Submersible pumps are designed to operate for long periods of time, but like any machinery, they can sometimes fail. Here are some common causes of submersible pump failure:
- Electrical issues – problems with the pump’s wiring, control box, or motor can cause it to stop working or operate inefficiently.
- Clogging – if the pump’s intake screen or impeller becomes clogged with debris, it can cause the pump to work harder than it should, which can lead to failure.
- Overheating – if the pump is running too hot, it can damage the motor or other components, causing it to fail.
- Low water levels – if the water level in the well or other water source drops too low, it can cause the pump to work harder than it should, which can lead to failure.
- Corrosion – if the pump’s motor or other components become corroded due to exposure to saltwater or other corrosive substances, it can cause the pump to fail.
- Wear and tear – over time, the pump’s components can wear down or become damaged, leading to failure.
If your submersible pump has failed, it’s important to diagnose the cause of the problem before attempting any repairs. Depending on the cause of the failure, you may be able to repair the pump yourself, or you may need to seek the help of a professional. In some cases, it may be more cost-effective to replace the pump rather than attempting to repair it.
Submersible pumps are an important tool for many industries, including agriculture, mining, and construction. However, like any machinery, they can sometimes require repair and maintenance to keep them working at their best. Here are a few steps you can take to repair a submersible pump:
- Disconnect the pump from its power source and remove it from the water source.
- Clean the pump thoroughly to remove any debris or dirt that may have accumulated.
- Check the electrical components of the pump for signs of wear or damage, such as frayed wires or loose connections.
- Check the impeller and shaft for damage, such as cracks or corrosion. If either of these components is damaged, they will need to be replaced.
- Check the bearings and seals for wear or damage. These components will also need to be replaced if they are damaged.
- Reassemble the pump and test it to ensure it is working properly.
If you’re not comfortable repairing the pump yourself, it’s always best to seek the help of a KPPL professional. They will have the knowledge and tools to diagnose and repair any issues with your submersible pump, ensuring it continues to perform at its best for years to come.
Submersible Pump Repair: Common Problems and Solutions
some common types of submersible pump repairs:
- Electrical repairs – this can include fixing or replacing the motor, capacitor, or control box.
- Impeller or propeller repairs – these components can become damaged or corroded over time and may need to be replaced.
- Seal repairs – if the pump is leaking water, it may be due to a damaged or worn-out seal, which will need to be replaced.
- Shaft repairs – if the shaft is bent or damaged, it can cause the pump to vibrate or stop working altogether.Troubleshooting

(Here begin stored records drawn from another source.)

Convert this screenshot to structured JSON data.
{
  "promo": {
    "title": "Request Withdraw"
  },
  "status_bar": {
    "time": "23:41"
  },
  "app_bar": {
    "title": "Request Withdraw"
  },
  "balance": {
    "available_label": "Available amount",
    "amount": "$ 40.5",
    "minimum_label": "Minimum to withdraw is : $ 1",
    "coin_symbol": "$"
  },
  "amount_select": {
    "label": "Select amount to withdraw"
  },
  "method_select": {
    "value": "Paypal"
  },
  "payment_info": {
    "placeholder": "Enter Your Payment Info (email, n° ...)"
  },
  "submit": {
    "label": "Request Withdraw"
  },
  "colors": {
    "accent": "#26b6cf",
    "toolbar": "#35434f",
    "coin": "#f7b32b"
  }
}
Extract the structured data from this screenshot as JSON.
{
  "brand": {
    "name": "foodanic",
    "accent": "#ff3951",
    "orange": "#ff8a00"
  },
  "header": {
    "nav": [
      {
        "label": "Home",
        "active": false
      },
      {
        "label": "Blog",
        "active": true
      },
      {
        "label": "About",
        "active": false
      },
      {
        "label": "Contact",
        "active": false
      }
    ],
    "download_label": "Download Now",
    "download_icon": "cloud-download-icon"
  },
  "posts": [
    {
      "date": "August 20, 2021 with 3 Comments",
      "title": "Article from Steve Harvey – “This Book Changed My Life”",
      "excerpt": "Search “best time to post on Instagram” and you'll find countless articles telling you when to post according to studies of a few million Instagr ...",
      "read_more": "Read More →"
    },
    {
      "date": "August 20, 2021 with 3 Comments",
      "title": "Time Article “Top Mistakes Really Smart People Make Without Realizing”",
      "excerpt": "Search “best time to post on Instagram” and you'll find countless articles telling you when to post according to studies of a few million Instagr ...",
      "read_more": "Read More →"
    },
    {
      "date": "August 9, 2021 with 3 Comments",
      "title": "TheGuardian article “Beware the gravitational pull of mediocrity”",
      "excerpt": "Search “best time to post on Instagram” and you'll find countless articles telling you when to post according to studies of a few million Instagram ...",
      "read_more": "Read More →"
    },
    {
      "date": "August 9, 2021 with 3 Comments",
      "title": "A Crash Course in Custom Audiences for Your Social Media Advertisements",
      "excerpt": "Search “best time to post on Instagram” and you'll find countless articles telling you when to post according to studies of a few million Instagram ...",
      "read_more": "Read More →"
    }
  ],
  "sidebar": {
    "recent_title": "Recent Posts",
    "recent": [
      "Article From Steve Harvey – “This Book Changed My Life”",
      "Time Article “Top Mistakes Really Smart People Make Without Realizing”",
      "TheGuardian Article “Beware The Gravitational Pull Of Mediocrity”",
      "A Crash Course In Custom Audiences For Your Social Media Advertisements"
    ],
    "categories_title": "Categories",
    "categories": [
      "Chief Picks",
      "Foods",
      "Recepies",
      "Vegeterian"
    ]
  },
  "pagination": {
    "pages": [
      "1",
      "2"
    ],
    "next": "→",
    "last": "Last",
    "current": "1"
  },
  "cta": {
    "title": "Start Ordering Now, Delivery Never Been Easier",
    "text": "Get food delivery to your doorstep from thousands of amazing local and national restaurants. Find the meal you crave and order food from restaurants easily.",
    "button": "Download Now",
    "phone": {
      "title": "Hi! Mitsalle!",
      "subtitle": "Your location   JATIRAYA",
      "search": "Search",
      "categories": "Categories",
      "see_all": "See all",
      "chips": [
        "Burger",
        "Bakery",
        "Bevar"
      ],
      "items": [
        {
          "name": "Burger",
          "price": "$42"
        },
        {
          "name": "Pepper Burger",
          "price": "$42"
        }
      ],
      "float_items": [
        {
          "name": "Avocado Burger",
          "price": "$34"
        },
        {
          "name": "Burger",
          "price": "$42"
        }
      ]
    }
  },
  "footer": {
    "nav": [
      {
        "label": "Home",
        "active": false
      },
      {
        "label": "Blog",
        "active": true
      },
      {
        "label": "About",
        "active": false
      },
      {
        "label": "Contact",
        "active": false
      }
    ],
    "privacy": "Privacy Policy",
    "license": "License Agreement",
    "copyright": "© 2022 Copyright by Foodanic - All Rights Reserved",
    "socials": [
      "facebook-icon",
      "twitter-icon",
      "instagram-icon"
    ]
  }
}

- Blockage removal – sometimes, debris or other blockages can get stuck in the pump’s impeller, causing it to stop working.
- Bearing repairs – if the bearings become worn or damaged, they can cause the pump to make loud noises or stop working properly.
- Pipe and hose repairs – if the pipes or hoses connected to the pump are damaged or leaking, they may need to be repaired or replaced.
These are just a few examples of the types of repairs that may be required for submersible pumps. It’s important to remember that each pump is unique, and the repairs required will depend on the specific model and the issues it is experiencing.